Dataset records
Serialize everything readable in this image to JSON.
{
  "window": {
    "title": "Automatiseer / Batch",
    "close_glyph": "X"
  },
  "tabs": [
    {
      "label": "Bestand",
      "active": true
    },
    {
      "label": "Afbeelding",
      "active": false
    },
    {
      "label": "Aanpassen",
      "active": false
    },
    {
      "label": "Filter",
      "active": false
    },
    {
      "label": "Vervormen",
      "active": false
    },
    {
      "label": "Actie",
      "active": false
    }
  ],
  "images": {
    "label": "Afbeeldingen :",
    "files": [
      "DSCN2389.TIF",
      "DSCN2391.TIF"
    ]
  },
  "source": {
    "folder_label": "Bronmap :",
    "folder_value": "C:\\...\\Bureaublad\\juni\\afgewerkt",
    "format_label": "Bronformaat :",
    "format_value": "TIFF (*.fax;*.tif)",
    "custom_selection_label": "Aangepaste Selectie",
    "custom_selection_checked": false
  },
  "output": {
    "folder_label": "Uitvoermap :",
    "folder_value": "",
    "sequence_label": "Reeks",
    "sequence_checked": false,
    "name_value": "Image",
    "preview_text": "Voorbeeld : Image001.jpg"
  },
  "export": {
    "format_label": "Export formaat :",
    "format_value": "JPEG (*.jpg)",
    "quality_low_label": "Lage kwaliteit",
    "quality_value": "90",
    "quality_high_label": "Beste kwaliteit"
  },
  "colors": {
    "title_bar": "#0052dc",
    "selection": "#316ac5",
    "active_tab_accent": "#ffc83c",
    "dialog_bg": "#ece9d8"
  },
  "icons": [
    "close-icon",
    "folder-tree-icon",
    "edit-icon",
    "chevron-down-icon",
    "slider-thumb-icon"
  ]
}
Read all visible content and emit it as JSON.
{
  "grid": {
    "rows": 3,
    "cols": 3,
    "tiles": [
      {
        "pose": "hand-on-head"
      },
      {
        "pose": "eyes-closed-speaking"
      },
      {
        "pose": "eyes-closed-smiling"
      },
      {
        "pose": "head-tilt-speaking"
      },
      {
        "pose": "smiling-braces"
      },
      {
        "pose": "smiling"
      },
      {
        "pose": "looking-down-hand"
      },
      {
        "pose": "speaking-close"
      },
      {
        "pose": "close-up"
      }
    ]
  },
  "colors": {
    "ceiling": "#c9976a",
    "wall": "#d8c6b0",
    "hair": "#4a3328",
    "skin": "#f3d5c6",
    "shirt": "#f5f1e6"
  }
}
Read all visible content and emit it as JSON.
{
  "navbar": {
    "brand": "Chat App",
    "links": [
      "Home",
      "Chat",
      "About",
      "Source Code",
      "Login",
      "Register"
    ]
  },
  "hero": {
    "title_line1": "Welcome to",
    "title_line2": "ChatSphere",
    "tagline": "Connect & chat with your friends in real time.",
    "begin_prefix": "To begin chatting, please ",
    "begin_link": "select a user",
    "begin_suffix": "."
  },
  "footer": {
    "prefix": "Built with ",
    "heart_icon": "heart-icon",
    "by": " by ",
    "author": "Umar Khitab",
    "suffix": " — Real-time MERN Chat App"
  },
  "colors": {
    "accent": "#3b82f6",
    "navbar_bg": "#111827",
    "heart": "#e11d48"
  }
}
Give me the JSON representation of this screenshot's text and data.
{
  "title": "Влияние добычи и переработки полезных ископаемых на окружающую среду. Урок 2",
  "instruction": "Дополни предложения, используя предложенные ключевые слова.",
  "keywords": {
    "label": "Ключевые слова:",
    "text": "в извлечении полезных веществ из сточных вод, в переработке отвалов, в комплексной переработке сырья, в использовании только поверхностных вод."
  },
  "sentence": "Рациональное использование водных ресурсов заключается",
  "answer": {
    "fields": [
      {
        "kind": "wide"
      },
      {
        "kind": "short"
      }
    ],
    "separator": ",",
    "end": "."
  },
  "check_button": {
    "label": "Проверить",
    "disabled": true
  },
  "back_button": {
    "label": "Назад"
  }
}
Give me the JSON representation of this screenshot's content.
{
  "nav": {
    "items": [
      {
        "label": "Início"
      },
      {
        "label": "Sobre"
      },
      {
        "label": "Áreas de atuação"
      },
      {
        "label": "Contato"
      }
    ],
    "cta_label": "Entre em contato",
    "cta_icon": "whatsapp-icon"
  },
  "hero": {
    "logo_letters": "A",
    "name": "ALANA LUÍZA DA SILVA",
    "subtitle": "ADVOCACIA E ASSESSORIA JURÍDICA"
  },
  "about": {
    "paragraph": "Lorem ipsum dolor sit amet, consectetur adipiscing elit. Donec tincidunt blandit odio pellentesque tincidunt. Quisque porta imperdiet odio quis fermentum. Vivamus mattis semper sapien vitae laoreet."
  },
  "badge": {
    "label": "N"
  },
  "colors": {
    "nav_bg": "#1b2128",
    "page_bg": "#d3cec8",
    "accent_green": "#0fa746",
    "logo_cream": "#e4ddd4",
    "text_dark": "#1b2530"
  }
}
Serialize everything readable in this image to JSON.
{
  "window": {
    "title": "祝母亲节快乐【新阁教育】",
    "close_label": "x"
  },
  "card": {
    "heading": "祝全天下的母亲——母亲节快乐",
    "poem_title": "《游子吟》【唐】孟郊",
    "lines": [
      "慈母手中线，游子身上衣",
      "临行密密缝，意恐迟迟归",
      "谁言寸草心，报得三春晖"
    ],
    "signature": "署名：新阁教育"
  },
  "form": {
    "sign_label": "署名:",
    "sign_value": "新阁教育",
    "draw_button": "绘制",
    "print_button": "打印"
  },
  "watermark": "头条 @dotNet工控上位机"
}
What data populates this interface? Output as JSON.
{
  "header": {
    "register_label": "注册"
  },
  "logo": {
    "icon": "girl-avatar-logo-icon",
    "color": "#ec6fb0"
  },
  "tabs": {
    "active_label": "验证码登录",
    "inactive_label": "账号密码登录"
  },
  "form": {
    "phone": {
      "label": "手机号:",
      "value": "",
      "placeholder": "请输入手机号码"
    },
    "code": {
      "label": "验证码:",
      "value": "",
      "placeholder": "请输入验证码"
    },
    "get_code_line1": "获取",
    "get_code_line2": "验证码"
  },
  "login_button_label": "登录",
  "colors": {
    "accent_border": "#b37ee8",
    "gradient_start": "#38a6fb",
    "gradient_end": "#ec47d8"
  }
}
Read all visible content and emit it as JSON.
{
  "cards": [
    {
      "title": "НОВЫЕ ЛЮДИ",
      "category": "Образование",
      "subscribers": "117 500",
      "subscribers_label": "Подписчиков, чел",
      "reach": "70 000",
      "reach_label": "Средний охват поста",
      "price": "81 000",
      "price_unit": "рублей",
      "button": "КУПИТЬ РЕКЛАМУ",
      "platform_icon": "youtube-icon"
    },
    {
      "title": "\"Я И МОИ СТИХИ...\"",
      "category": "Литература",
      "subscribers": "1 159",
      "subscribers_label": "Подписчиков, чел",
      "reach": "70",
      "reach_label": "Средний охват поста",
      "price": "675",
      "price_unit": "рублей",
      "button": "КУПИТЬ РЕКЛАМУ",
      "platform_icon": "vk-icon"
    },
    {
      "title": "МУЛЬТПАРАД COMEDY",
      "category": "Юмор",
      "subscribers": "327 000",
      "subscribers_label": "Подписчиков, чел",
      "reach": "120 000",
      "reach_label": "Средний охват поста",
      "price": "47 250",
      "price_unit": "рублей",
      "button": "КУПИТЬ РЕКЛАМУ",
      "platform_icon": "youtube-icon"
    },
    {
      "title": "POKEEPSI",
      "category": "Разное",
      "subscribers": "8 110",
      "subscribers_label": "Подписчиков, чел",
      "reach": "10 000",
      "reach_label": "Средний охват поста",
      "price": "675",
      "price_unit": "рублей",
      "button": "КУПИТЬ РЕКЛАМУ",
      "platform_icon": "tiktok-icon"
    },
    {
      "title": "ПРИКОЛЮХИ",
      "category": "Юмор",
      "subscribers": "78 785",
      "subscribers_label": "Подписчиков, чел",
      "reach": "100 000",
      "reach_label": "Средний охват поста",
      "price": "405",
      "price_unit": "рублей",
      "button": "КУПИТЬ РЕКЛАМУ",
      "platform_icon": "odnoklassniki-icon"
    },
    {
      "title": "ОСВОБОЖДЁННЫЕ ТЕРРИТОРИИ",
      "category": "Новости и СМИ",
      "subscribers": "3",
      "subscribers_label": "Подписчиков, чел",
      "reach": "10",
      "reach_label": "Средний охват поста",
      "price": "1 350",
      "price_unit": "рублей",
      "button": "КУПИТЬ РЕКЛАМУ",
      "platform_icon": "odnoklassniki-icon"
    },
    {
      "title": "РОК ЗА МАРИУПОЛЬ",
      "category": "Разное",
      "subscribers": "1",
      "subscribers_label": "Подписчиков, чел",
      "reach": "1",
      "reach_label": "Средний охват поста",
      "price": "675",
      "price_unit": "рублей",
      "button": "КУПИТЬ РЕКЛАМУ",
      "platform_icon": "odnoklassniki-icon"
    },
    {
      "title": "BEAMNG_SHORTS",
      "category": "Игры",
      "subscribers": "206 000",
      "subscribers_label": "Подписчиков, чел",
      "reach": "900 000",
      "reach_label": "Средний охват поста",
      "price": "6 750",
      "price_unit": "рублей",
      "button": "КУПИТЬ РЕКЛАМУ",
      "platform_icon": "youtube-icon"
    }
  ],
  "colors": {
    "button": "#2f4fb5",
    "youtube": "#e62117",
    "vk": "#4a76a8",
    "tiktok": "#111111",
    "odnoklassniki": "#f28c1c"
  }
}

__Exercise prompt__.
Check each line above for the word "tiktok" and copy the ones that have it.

__Written response__.
      "platform_icon": "tiktok-icon"
    "tiktok": "#111111",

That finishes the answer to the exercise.